Odds are, the word either conjures up grossly negative images of shady dealings done by athletes and overly-muscular men trying to game the system and cheat their way to the top, or you have the polar opposite reaction and feel these compounds are misunderstood and misrepresented in the media, and, at the right time and place, they serve their purpose.
It seems, as we advance, many of us feel the need to improve upon what nature has given us, while others feel if it were meant to be, we would have been born with it.
The world of academia happens to parallel the athletic world in its own way, with many taking a strong stance on either side of the argument.
What argument might that be?
Whether or not the use of smart drugs, like nootropics, is ethical.
Termed “academic doping” by some (you can guess which side they support), this practice is basically the off-label use of smart drugs (which include prescription medication like Adderall and Ritalin for the sake of their argument) to improve cognitive ability.
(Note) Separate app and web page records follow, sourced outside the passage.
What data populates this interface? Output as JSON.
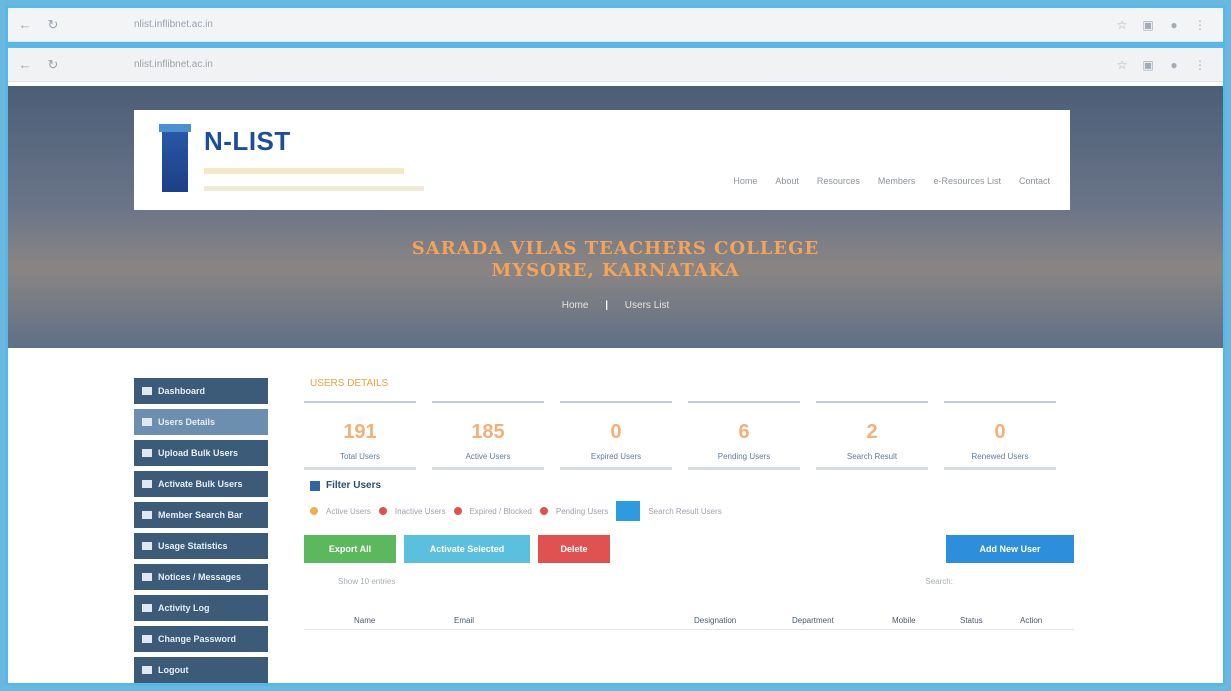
{
  "hero": {
    "title_line1": "SARADA VILAS TEACHERS COLLEGE",
    "title_line2": "MYSORE, KARNATAKA",
    "crumb_home": "Home",
    "crumb_sep": "|",
    "crumb_current": "Users List"
  },
  "brand": {
    "name": "N-LIST"
  },
  "menu": [
    "Home",
    "About",
    "Resources",
    "Members",
    "e-Resources List",
    "Contact"
  ],
  "sidebar": {
    "items": [
      {
        "label": "Dashboard"
      },
      {
        "label": "Users Details"
      },
      {
        "label": "Upload Bulk Users"
      },
      {
        "label": "Activate Bulk Users"
      },
      {
        "label": "Member Search Bar"
      },
      {
        "label": "Usage Statistics"
      },
      {
        "label": "Notices / Messages"
      },
      {
        "label": "Activity Log"
      },
      {
        "label": "Change Password"
      },
      {
        "label": "Logout"
      }
    ]
  },
  "main": {
    "section_title": "USERS DETAILS",
    "stats": [
      {
        "num": "191",
        "label": "Total Users"
      },
      {
        "num": "185",
        "label": "Active Users"
      },
      {
        "num": "0",
        "label": "Expired Users"
      },
      {
        "num": "6",
        "label": "Pending Users"
      },
      {
        "num": "2",
        "label": "Search Result"
      },
      {
        "num": "0",
        "label": "Renewed Users"
      }
    ],
    "filter_title": "Filter Users",
    "filters": [
      "Active Users",
      "Inactive Users",
      "Expired / Blocked",
      "Pending Users",
      "Search Result Users"
    ],
    "buttons": {
      "green": "Export All",
      "cyan": "Activate Selected",
      "red": "Delete",
      "blue": "Add New User"
    },
    "toolbar": {
      "show": "Show 10 entries",
      "search": "Search:"
    },
    "columns": [
      "Name",
      "Email",
      "Designation",
      "Department",
      "Mobile",
      "Status",
      "Action"
    ]
  }
}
Francis Fukuyama may have summarized the argument against the broader issue of performance enhancement best in his book Our Posthuman Future: Consequences of the Biotechnology Revolution. In it he says, “The original purpose of medicine is to heal the sick, not turn healthy people into gods,” pointing out that the increased use of such drugs could raise the standard of what is considered “normal” performance, causing a widening of the gap between those who have access to the medications and those who don’t.
Dr. Nora Volkow, director of the National Institute of Drug Abuse argues that greater availability of such drugs will lead to an increase in misuse and abuse , and her theory already appears to be coming true as prescription medication is only second to cannabis use amongst students .
On another side of the argument, because there are more than just pro and con but many grey areas of consideration, sits Dr. Ilina Singh, an academic at the London School of Economics and a lecturer in bioethics, specializing in “the psycho-social and ethical implications of new biomedical technologies for children and families” .
She argues that because neuroenhancement is likely to become a common social practice, drugs that meet a set of rigorous parameters to ensure minimum risk and maximum benefit should be made accessible to young people (with their parent’s approval) so that they may improve themselves and their performance.
Still, her argument largely relies on the premise that nootropics will simply “become the norm” and not whether their use is ethical or not, and a lot of it may sound like “they’re going to do it anyway”, but she and her co-author, Kelly J Kelleher, believe that “from an ethical perspective” these drugs are not much different than using caffeine, tutors, brain exercises, or from parents trying to increase their child’s intelligence in the womb by introducing them to classical music.
As opposed to an athlete already at the top of their game trying to get to the next level, nootropics (like piracetam and not prescription medication like Adderall) are more like vitamins being taken to replace a deficiency in certain areas . Adderall and its fellow pharmaceuticals, however, are more like steroids taking performance to an unnatural level, but, other than safety concerns,  what makes one more moral than the other does? How is either “cheating”?
Coffee is used by millions every day to increase wakefulness and alertness in people—how is that different than nootropics? In fact, caffeine itself is often classed as a nootropic.
At what point does effectiveness become “too much” and who is to decide where that line is? And what about those people that actually need to be at the top of their mental game like pilots and surgeons who literally have the lives of others in their hands?
Of course, there is no definitive answer to this question. More competition is not necessarily a bad thing, and actually forces us to be better , and the “academic dopers” of today might just be the doctors and chemists of tomorrow that finally figure out the perfect formula for a healthy and perfectly functioning brain.
I think Dr. Anjan Chatterjee, an associate professor of neurology at the University of Pennsylvania, said it best in a paper that foresaw this debate, by comparing the history of cosmetic surgery—originally seen as a vain and unnatural thing—to the current trajectory of cosmetic neurology, as he likes to call it.
“We worship at the altar of progress, and to the demigod of choice. Both are very strong undercurrents in the culture and the way this is likely to be framed is: ‘…We want people performing at the max, and if that means using these medicines, then great…’ I’m not taking that position, but we have this winner-take-all culture and that is the way it is likely to go…Is this enhancement, or a matter of removing the cloud over our better selves?”